Mail automatically sends your certificate information along with any messages you digitally sign and encrypt. Send a digitally signed message to another user who has Mail (in Mac OS X 10.3 or later), and your certificate is added automatically to that user’s Keychain. If your friend uses another e-mail client that supports such certificates (most modern e-mail programs do), it will most likely manage the certificate in a similar manner. If your friend uses a Web-based e-mail service, he or she will see this certificate as an attachment and won’t be able to use it within the Web interface. (See “Web Mail Protection” for one Web-based e-mail option.)
Receive Signed Messages
Receiving signed messages is, like sending them, transparent in Mail—unless the message encounters a glitch along the way. Each message will contain a Security header that says whether it is signed or encrypted (see “Signed, Sealed, and Delivered”). If you receive a message that has been altered after it was sent, Mail displays a conspicuous message saying that it is unable to verify the message signature. That means either someone has fiddled with your message in transit or the message got corrupted. Your best bet is to contact the original sender to make sure that he or she sent the message.
Scramble your Mail
turns a message, and any attachments, into gobbledygook for people who don’t have the secret decoder ring—in this case, the digital certificate. (You can actually encrypt e-mail messages without having your
certificate. Senders use recipients’ certificates to encrypt e-mail and recipients use their own certificates to decrypt the messages.)
If you have another person’s certificate in your keychain, you can use Mail to send him or her an encrypted e-mail. (To make sure you’ve swapped certificates, first send a message to the person and ask for a reply.) Open a new message in Mail (File: New Message), address it to the person, and then click on the Encryption icon (a lock) at the right of the message window’s header. Compose your e-mail as you normally would and add any attachments you want (they will be encrypted as well).
When the recipient opens the message, he or she will be able to read its contents and save any files you sent without doing anything special. But if anyone else intercepts the message, that person will see gibberish. If there’s a problem with the recipient’s certificate, or if the message gets corrupted or changed in transit, he or she will see the message “Unable to decrypt message.” In that case, the recipient may need to check that he or she has an up-to-date copy of your certificate.
Want protection when you use Web-based e-mail? A new service,
Freenigma, offers just that, providing a simple encryption system for Gmail, Yahoo mail, Hotmail, and other services. All that’s required is Mozilla Firefox and a special Firefox extension (which means that you probably can’t use this encryption on a public terminal.) Freenigma is a simple way to harness security features for your Web-based e-mail accounts.
Kirk McElhearn is the author of many books, including
How to Do Everything with Mac OS X Tiger

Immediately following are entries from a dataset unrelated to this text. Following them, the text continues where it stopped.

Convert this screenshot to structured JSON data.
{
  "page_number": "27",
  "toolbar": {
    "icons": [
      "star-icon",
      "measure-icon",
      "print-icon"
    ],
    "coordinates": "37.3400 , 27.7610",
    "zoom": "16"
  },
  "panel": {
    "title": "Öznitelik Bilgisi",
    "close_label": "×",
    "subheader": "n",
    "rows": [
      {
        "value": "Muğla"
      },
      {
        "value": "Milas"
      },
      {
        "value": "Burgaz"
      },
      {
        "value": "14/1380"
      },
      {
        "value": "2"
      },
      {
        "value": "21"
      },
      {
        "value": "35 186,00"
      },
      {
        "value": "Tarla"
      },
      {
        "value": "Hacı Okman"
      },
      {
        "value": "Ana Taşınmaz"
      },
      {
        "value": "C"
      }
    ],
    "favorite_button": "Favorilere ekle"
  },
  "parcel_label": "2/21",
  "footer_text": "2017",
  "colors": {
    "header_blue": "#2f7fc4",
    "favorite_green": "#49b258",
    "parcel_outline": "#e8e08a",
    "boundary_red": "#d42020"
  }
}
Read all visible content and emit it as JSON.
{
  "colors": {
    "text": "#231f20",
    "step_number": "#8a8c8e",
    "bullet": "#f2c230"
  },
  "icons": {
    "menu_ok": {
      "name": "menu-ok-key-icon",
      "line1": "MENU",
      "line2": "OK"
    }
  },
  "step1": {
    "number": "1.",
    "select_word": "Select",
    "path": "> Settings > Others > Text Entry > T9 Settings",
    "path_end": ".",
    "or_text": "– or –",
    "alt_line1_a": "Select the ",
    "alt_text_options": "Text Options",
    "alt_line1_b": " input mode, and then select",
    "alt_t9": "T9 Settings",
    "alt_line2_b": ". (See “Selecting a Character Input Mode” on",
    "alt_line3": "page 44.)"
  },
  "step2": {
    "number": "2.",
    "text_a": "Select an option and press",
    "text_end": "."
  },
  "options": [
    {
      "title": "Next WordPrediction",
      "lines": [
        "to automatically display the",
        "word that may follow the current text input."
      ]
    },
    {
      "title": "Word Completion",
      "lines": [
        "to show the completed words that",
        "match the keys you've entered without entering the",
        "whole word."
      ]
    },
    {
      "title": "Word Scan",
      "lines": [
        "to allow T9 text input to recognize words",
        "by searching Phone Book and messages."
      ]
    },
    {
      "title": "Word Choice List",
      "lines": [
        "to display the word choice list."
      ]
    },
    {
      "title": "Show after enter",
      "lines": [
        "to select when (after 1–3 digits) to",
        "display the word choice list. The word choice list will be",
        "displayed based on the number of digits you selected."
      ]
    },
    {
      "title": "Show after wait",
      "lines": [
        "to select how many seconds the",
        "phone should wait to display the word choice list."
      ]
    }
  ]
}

(McGraw-Hill Osborne, 2005). Thanks to Michael Tennes for providing technical advice for this article.
The Key to Security: Check a digital certificate’s validity in the Keychain Access utility. A valid certificate guarantees that the sender owns the e-mail address, but it doesn’t confirm his or her true identity.Signed, Sealed, and Delivered: Mail’s Security header shows whether a message is encrypted and/or digitally signed.